|Outside in the yard at school|
The African midday sun was hot, the walk was uphill and my thick cold was making breathing hard, but we chatted together about the two different projects and how we might be better prepared for tomorrow. Whatever we decided to do, it was clear we would need supplies from town. So after lunch we shared a cab with a couple of other volunteers and went on the hunt for teaching resources and an internet SIM card. Both of which would need some local currency, so we aimed first for a bank.

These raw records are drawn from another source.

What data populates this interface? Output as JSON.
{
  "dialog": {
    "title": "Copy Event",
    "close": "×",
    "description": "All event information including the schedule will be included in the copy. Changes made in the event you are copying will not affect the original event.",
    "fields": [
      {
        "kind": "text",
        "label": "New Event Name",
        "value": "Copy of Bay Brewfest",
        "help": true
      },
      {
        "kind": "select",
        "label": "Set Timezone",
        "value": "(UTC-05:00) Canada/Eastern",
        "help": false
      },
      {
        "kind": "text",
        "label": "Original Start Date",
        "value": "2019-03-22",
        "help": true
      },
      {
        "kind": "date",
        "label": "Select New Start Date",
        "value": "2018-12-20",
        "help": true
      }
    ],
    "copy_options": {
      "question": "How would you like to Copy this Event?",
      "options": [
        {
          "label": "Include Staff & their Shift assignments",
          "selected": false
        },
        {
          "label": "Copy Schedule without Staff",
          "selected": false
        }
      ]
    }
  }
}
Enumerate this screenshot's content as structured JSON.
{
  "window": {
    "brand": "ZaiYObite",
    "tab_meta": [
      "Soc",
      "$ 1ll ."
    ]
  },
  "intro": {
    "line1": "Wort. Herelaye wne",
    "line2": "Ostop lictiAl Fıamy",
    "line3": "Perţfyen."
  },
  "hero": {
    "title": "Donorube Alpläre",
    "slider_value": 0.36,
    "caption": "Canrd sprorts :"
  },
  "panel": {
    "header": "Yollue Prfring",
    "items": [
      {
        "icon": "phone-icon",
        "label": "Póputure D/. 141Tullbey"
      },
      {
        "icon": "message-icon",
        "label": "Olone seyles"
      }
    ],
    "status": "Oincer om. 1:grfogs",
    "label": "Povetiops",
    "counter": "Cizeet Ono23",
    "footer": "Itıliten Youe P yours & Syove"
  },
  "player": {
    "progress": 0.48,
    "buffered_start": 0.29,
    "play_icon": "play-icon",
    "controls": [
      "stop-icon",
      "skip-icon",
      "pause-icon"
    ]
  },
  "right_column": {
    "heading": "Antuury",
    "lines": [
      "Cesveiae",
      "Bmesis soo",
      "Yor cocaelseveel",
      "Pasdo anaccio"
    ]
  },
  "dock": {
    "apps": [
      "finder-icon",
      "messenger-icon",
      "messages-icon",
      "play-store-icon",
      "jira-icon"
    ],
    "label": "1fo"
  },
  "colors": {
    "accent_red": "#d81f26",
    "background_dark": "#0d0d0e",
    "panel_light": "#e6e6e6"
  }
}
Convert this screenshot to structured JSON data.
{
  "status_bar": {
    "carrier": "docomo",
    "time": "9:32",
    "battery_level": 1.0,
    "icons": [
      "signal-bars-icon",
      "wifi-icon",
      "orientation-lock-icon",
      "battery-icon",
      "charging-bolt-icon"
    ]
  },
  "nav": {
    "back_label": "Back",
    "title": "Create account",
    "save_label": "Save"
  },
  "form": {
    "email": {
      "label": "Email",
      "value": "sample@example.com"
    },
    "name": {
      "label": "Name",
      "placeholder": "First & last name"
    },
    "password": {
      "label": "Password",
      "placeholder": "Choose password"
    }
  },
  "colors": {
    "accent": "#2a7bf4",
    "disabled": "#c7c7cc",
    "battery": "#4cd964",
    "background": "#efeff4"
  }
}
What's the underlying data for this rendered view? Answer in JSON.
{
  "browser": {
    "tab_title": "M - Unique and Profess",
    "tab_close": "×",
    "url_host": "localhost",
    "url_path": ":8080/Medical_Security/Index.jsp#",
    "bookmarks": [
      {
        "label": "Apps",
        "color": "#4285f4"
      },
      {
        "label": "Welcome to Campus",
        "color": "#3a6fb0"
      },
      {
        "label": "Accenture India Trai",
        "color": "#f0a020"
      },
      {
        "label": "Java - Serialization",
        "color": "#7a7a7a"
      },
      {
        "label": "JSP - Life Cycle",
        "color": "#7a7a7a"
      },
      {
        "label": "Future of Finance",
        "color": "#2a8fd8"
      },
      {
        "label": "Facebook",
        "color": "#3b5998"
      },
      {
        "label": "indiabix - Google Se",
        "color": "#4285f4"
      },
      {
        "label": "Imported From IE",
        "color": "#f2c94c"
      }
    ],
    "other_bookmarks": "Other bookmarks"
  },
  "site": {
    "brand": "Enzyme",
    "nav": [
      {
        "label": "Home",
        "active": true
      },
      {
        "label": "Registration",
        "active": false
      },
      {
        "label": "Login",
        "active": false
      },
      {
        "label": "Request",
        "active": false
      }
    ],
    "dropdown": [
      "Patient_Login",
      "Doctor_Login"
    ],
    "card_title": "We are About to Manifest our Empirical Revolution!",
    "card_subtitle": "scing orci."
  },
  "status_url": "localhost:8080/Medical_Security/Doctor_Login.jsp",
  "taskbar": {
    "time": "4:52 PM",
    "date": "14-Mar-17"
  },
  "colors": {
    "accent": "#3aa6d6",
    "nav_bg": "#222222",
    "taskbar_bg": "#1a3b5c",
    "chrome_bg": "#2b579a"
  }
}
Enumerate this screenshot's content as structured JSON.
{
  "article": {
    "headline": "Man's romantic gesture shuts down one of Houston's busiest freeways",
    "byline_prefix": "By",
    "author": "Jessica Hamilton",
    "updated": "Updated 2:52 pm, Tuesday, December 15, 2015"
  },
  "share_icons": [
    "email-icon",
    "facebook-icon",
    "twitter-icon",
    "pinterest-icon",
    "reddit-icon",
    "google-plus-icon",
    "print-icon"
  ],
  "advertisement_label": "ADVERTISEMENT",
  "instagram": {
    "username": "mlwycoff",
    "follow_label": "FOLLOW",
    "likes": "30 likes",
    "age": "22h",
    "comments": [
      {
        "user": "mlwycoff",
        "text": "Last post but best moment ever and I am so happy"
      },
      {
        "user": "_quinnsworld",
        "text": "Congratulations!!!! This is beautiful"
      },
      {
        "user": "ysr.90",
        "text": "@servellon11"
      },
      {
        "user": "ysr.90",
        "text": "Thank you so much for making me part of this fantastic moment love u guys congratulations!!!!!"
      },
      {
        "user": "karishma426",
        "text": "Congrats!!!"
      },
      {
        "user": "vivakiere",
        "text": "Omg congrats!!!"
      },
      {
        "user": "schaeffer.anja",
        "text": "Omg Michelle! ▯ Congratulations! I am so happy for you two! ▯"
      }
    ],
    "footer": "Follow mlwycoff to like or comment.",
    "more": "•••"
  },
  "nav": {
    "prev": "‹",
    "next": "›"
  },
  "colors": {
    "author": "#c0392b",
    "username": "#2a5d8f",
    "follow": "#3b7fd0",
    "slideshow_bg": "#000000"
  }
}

Fairly straightforward, if a little time-consuming, but we got some kwacha and headed down to the supermarket to pick up paper plates for drawing on, string and pegs for hanging them up with, teabags, sinus spray and the Zambian equivalent of Yop!
|African sand-covered minging feet|
Forgetting how quick the sun sets in Africa, we left it a little close to the mark to get back to the Sunbird before darkness fell, but we made it. After a dinner of leftover lunch, we spent the evening prepping the paper plates with numbers for the kids to colour in and sorting out the donated colouring crayons we had brought with us. Tomorrow would be better. We at least had a plan.